Tales of the Rat Fink
2006, Starring John Goodman, Ann-Margaret, Tom Wolfe, Matt Groening. Directed by Ron Mann (Sphinx Films).
An iconoclastic painter, cartoonist and industrial sculptor who inadvertently shaped everything from modern car design to graphic illustration and marketing concepts, automobile " Kustomizer" Ed " Big Daddy" Roth is the pinstriped patron saint of hot rodders everywhere. Integrating the Universal monster resurgence of the 1960s with the emerging car culture, Roth created iconic drawings of crazed " monster drivers" with bloodshot eyes and wagging tongues, feverishly clutching gearshifts from atop their tricked-out dragsters. His most indelible creation—the filthy, green-skinned rodent Rat Fink—somehow clicked with a nation of car- and creature-obsessed kids, and continues to endure as a gleefully obnoxious symbol of everything bizarre and unique.
Toronto-bred pop culture aficionado Ron Mann has explored the social history of North America in engaging films like Comic Book Confidential Twist, and Grass, but his documentary on Roth's life, Tales of the Rat Fink, may be his most focused effort yet. It's an unabashed celebration of the artist's life and work that illuminates the legendary figure and firmly places him within in the Kustom car movement of the late 1950s and early '60s.
Mann first announced his intentions to make a doc on everyone's favourite Rat Fink way back in 2000, but when Roth unexpectedly passed away the following year, he was left to make a film without the participation of the originator himself. Inventively, Tales of the Rat Fink solves this problem by doing away with the concept of talking heads entirely. Instead, John Goodman steps in to narrate as though he's Roth's monocle-clutching spirit watching from up above, with additional commentary provided by Roth's wildly inventive car creations, who fill in the remaining details via celebrity voiceover.

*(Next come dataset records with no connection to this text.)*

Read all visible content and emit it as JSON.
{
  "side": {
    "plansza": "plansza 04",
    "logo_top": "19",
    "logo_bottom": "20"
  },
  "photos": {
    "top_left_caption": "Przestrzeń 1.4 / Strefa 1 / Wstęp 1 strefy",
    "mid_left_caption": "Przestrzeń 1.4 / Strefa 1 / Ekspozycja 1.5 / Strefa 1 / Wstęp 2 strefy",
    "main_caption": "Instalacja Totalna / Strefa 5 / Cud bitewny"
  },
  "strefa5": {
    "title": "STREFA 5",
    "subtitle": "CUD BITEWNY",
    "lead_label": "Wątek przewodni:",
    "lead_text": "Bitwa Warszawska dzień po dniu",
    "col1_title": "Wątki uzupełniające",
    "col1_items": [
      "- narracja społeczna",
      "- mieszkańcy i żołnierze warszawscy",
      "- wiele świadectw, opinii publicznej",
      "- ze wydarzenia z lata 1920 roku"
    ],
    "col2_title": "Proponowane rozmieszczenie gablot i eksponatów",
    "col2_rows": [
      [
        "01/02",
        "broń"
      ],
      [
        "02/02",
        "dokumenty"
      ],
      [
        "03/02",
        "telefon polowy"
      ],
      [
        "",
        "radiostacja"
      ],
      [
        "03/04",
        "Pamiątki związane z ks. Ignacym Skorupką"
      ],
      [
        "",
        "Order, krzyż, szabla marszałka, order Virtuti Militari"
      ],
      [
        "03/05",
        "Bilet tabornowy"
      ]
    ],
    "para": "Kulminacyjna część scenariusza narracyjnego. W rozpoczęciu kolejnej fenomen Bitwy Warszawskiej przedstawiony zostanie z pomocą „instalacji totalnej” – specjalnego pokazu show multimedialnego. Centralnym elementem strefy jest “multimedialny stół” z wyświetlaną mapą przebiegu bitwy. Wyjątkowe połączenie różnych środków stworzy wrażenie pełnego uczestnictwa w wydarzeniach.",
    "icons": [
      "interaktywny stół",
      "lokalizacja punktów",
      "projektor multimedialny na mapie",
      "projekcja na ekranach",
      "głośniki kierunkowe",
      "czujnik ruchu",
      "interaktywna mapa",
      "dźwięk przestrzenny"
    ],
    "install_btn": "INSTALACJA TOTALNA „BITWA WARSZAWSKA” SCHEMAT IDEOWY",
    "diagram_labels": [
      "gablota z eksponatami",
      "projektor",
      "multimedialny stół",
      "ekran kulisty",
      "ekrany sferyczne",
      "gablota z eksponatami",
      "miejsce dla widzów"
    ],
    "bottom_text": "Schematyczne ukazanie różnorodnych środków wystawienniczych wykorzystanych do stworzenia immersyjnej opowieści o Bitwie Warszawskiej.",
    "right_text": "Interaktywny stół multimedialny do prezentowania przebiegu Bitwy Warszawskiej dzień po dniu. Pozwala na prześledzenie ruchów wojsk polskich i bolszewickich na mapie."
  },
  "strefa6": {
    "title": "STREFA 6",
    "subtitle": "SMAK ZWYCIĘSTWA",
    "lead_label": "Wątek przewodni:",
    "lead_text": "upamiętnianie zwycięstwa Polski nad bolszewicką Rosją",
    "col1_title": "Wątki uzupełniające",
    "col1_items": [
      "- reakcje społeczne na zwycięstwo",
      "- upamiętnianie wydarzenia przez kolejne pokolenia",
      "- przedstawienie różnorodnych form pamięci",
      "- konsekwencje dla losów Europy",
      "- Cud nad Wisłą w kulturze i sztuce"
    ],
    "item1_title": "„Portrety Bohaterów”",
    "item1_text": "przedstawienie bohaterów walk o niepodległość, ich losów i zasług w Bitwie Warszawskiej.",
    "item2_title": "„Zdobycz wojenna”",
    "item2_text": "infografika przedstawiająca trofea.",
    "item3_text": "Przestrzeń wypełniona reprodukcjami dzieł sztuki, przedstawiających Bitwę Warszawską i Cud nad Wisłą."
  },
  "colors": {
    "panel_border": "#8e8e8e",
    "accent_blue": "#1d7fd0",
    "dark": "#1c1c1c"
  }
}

Unlike most rubber-burning drag racers, speed was primarily a visual aesthetic for Roth, who could make your ride look like it was tearing ass even when it was just idling in the parking lot at Bob's Big Boy. When Roth's own tricked-out hot rod began to turn heads down on the strip with its colourful exterior and hand-painted lettering, the fledgling artist took on a few freelance assignments, adding flamed-out side panels and elegant pinstripes to give his friend's vehicles a personal flair. His personal passion ultimately became a national obsession when car culture reached a critical mass, and Roth's unorthodox, unpretentious designs suddenly made him an unlikely spokesman for budding grease monkeys across the country. He printed his monster drawings on undershirts for car club members—virtually inventing the silk-screened tee-shirt in the process—and lent his image to model kits, comic books and more. Eventually, Roth began to construct one-of-a-kind, way-out motorcars like the Beatnik Bandit, The Orbitron, and Rotar before the fickle public deemed his aggressively unsophisticated style a fad and moved on to the next big thing.
Mann's last pop culture doc, Grass, made frequent use of animated sequences that bridged between each " chapter" of the film and became a distraction of sorts. On the other hand, Tales of the Rat Fink, merges bold, attention-grabbing animation directly into the stylized narrative, creating a cohesive, relentlessly energetic and undeniably entertaining film. As the story unfolds, animator Mike Roberts sends bouncing cut-and-paste photographic elements careening into computer-rendered zipping pinstripes, and newsreel footage colliding with vintage hot rod B-movie cheese, giving the doc a crazed, speed-addled quality that fits in nicely with Roth's gonzo graphics. Likewise, the celebrity-voiced talking cars (including Jay Leno, Tom Wolfe, Matt Groening and Robert Williams) works better than anticipated, complementing the frenetic visuals of the film and using humor to keep the tone light and enjoyable.
For the most part, Mann concentrates on exploring Rat Fink's mantra of " It's okay to be weird," but in many ways Roth was about more than just celebrating individualism, he was championing a distinct, DIY aesthetic that sneered at the Detroit automobile designers. As Roth got hold of a revolutionary new material called fiberglass, he turned away from simply adorning pre-fabricated automobiles to build a new breed of vehicle from the ground up—a fundamental shift that put the tools of production into the hands of the craftsman, flat out rejecting the assembly-line culture that had dominated the country since the industrial revolution. It's this idea that is far more pertinent in Roth's self-mythology, and the primary reason that he is still relevant today—especially since the rise of cookie-cutter Pimp My Ride-style customizing.
Rather than a straight-up, objective documentary, Tales of the Rat Fink is really nothing more than a heartfelt tribute to Roth, but Mann's enthusiasm and reverence for his subject translates well on screen. While gearheads already familiar with Roth's wildly conceived illustrations and wide-ranging influence probably won't pick up anything they didn't already know, everyone will appreciate Mann's dynamic visual style and respectful treatment of a truly unique artist.